Founders Thrainn Thorvaldsson, Howard Wolinsky, Mark Litchy & Gene Slattery began to work on forming a new non-profit corporation in Missouri. In April of 2018 Active Surveillance Patients International (ASPI) officially began. The website, aspiconference.org, was one of the first things the newly formed group completed. 

Many more dedicated people have joined the planning, program and advisory teams. With minimal coverage other than in Howard’s “A Patient’s Journey” blog in MedPage Today.com, more than 200 people have signed up on the website requesting information about ASPI. As the preparation evolves, ASPI is working with other cancer organizations on both sides of the Atlantic. PCRI is our lead partner.

The organizing team includes AS patients who have been following this approach for as long as 18 years. The seed for this idea grew because these men observed the sometimes unpleasant consequences of overtreatment and chosen an untraveled route, one questioned by many. They later found their choice of AS was later embraced by the medical profession. They saw a need to help other men to have access to leading-edge tools to avoid overtreatment. Too they saw a need to build a bridge between nations and their approaches.

 

Our Mission

Active Surveillance Patients International (ASPI) will support and empower men with a rising PSA, newly diagnosed with prostate cancer (PCa), or on Active Surveillance (AS), and their partner to be proactive on their PCa journey.

Our Vision
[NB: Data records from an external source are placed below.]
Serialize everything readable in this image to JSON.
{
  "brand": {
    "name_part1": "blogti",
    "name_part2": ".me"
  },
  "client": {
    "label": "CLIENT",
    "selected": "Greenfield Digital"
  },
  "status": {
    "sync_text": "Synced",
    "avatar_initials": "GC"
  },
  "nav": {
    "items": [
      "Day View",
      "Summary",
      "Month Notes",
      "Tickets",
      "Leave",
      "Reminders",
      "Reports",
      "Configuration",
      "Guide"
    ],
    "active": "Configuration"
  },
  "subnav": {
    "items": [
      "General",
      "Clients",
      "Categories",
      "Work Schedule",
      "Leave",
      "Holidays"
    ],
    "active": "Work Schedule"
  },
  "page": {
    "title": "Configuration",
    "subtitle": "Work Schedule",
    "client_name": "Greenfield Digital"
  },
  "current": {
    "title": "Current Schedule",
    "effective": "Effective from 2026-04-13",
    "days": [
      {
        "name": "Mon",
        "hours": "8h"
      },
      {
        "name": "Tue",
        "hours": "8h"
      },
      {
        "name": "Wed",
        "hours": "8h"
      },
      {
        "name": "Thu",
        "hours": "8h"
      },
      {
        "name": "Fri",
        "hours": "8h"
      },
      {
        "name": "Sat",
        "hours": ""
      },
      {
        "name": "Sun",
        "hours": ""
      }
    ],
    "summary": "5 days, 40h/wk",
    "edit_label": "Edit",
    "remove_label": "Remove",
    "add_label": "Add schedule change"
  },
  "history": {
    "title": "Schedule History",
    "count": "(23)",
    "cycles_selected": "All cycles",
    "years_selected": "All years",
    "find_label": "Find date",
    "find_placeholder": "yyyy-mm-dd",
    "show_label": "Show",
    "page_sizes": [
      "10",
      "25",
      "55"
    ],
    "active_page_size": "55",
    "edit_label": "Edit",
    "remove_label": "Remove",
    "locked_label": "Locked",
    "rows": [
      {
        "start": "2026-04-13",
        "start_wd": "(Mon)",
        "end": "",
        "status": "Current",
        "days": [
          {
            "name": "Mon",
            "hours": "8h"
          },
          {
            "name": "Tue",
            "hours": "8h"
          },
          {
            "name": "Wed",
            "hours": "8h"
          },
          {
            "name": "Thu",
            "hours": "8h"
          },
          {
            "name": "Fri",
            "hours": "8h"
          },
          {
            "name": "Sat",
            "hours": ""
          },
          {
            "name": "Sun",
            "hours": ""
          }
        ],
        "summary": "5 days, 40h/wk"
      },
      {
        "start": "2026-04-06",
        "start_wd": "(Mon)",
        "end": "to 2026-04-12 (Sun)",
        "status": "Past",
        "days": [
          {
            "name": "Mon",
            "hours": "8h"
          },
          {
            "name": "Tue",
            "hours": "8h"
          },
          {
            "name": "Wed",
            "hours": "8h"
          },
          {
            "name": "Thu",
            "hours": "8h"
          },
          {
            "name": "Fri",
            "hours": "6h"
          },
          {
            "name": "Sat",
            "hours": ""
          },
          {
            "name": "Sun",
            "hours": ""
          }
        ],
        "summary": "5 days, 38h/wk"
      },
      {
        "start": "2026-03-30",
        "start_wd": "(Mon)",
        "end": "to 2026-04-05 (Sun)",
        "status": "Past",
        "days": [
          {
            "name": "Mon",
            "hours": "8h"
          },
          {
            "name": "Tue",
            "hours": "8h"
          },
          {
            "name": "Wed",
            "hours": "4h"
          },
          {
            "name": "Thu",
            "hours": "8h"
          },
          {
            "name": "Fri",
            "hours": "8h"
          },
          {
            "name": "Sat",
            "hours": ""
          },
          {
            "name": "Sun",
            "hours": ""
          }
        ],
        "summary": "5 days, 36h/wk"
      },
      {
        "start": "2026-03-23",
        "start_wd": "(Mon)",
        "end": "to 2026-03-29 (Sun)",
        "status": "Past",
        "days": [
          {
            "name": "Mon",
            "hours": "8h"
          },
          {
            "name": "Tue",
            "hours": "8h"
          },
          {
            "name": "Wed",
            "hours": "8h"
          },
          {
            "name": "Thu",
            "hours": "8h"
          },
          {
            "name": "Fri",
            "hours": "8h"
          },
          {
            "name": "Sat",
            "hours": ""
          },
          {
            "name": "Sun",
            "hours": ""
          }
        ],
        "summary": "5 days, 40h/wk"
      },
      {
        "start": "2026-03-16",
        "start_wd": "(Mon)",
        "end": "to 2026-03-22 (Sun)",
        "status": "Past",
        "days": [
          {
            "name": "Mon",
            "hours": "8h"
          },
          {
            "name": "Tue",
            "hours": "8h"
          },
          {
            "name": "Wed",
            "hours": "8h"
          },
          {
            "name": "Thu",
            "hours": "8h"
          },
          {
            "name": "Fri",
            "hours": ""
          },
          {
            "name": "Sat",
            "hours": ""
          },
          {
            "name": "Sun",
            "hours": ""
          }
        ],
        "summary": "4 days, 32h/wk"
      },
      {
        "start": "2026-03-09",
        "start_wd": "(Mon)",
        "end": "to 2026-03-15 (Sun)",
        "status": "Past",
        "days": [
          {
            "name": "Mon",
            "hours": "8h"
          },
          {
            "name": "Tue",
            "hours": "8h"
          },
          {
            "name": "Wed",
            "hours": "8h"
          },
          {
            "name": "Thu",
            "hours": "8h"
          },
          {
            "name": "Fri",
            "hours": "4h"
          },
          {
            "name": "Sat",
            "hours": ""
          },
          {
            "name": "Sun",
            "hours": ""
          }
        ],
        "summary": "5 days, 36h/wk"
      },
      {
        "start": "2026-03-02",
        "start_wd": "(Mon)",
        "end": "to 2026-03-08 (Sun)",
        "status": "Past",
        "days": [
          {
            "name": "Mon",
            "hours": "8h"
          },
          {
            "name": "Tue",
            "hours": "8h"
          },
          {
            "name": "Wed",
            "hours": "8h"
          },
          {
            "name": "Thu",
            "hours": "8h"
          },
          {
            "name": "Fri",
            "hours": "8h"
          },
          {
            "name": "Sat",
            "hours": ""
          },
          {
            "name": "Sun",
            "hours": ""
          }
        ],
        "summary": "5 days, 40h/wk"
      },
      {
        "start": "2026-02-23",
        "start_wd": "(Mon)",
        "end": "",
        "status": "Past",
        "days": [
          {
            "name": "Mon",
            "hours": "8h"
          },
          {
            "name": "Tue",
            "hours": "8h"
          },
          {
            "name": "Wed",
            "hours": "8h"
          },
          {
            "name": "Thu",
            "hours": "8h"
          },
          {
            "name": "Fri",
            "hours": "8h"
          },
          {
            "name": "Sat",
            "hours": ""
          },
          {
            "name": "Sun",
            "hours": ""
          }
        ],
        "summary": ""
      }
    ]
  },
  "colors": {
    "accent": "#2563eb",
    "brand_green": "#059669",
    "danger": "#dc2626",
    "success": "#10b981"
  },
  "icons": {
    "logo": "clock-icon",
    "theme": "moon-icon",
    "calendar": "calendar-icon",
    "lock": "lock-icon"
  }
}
Our vision is to develop proactive patients by providing the latest data and fostering the understanding necessary to pursue the best outcomes with the least intervention.

Nonprofit status

  • 501 (c) (3) approved